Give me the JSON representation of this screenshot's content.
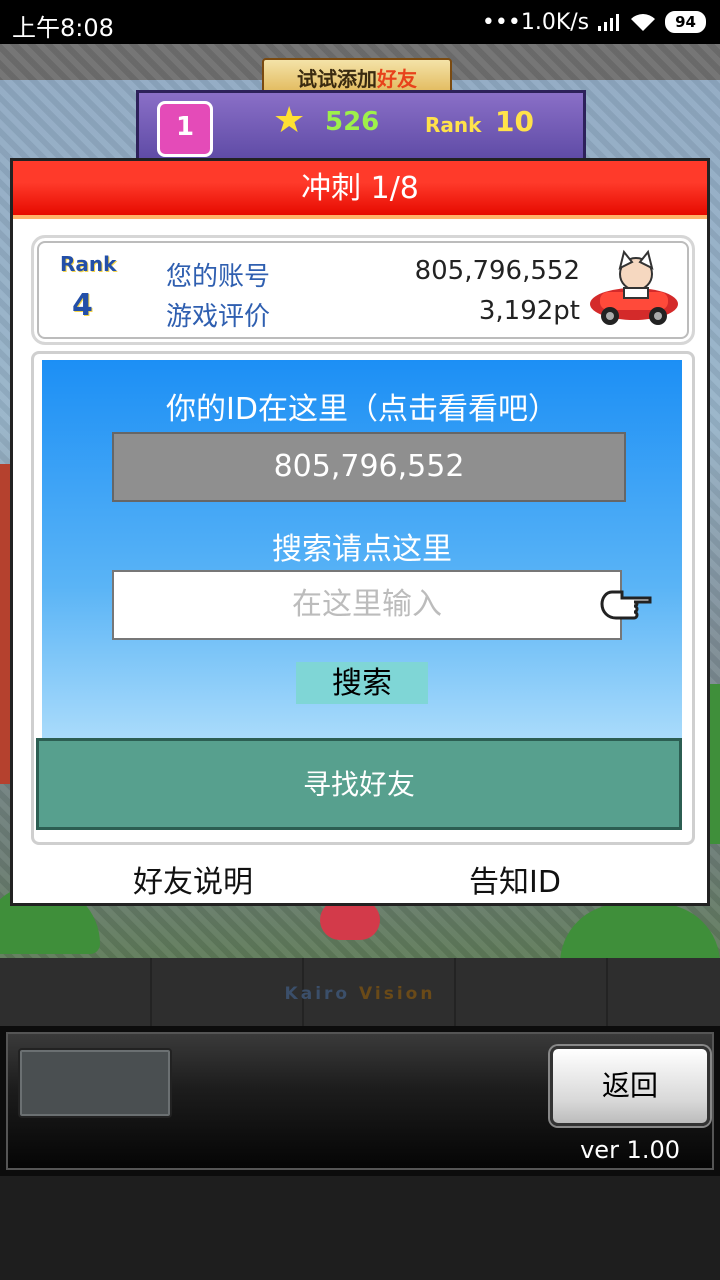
{
  "status_bar": {
    "time": "上午8:08",
    "network_speed": "•••1.0K/s",
    "battery": "94"
  },
  "game_header": {
    "promo_banner": {
      "prefix": "试试添加",
      "highlight": "好友"
    },
    "level": "1",
    "stars": "526",
    "rank_label": "Rank",
    "rank_value": "10"
  },
  "modal": {
    "title": "冲刺 1/8",
    "account": {
      "rank_label": "Rank",
      "rank_value": "4",
      "account_label": "您的账号",
      "account_value": "805,796,552",
      "rating_label": "游戏评价",
      "rating_value": "3,192pt"
    },
    "id_section": {
      "heading": "你的ID在这里（点击看看吧）",
      "id_value": "805,796,552",
      "search_heading": "搜索请点这里",
      "search_placeholder": "在这里输入",
      "search_button": "搜索",
      "find_friend_button": "寻找好友"
    },
    "links": {
      "friend_help": "好友说明",
      "notify_id": "告知ID"
    }
  },
  "footer": {
    "logo_part1": "Kairo",
    "logo_part2": "Vision",
    "back_button": "返回",
    "version": "ver 1.00"
  },
  "colors": {
    "title_red": "#ff3a2a",
    "panel_blue": "#1c8ff5",
    "find_friend_green": "#57a08e",
    "search_button_cyan": "#7fd6d6"
  }
}
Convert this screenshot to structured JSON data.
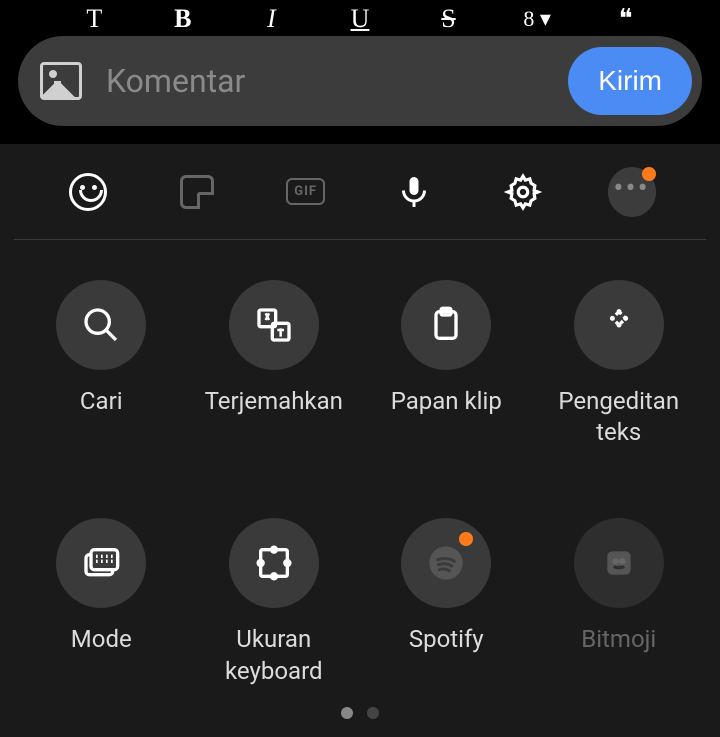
{
  "format_bar": {
    "text": "T",
    "bold": "B",
    "italic": "I",
    "underline": "U",
    "strike": "S",
    "list_num": "8 ▾",
    "quote": "❝"
  },
  "comment": {
    "placeholder": "Komentar",
    "send_label": "Kirim"
  },
  "toolbar": {
    "gif_label": "GIF"
  },
  "tools": [
    {
      "label": "Cari"
    },
    {
      "label": "Terjemahkan"
    },
    {
      "label": "Papan klip"
    },
    {
      "label": "Pengeditan teks"
    },
    {
      "label": "Mode"
    },
    {
      "label": "Ukuran keyboard"
    },
    {
      "label": "Spotify"
    },
    {
      "label": "Bitmoji"
    }
  ]
}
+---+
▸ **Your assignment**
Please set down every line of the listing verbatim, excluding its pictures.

▸ **Result**
Give me the JSON representation of this screenshot's content.
{
  "status_bar": {
    "time": "上午8:08",
    "network_speed": "•••1.0K/s",
    "battery": "94"
  },
  "game_header": {
    "promo_banner": {
      "prefix": "试试添加",
      "highlight": "好友"
    },
    "level": "1",
    "stars": "526",
    "rank_label": "Rank",
    "rank_value": "10"
  },
  "modal": {
    "title": "冲刺 1/8",
    "account": {
      "rank_label": "Rank",
      "rank_value": "4",
      "account_label": "您的账号",
      "account_value": "805,796,552",
      "rating_label": "游戏评价",
      "rating_value": "3,192pt"
    },
    "id_section": {
      "heading": "你的ID在这里（点击看看吧）",
      "id_value": "805,796,552",
      "search_heading": "搜索请点这里",
      "search_placeholder": "在这里输入",
      "search_button": "搜索",
      "find_friend_button": "寻找好友"
    },
    "links": {
      "friend_help": "好友说明",
      "notify_id": "告知ID"
    }
  },
  "footer": {
    "logo_part1": "Kairo",
    "logo_part2": "Vision",
    "back_button": "返回",
    "version": "ver 1.00"
  },
  "colors": {
    "title_red": "#ff3a2a",
    "panel_blue": "#1c8ff5",
    "find_friend_green": "#57a08e",
    "search_button_cyan": "#7fd6d6"
  }
}
Convert this screenshot to structured JSON data.
{
  "format_bar": {
    "text": "T",
    "bold": "B",
    "italic": "I",
    "underline": "U",
    "strike": "S",
    "list_num": "8 ▾",
    "quote": "❝"
  },
  "comment": {
    "placeholder": "Komentar",
    "send_label": "Kirim"
  },
  "toolbar": {
    "gif_label": "GIF"
  },
  "tools": [
    {
      "label": "Cari"
    },
    {
      "label": "Terjemahkan"
    },
    {
      "label": "Papan klip"
    },
    {
      "label": "Pengeditan teks"
    },
    {
      "label": "Mode"
    },
    {
      "label": "Ukuran keyboard"
    },
    {
      "label": "Spotify"
    },
    {
      "label": "Bitmoji"
    }
  ]
}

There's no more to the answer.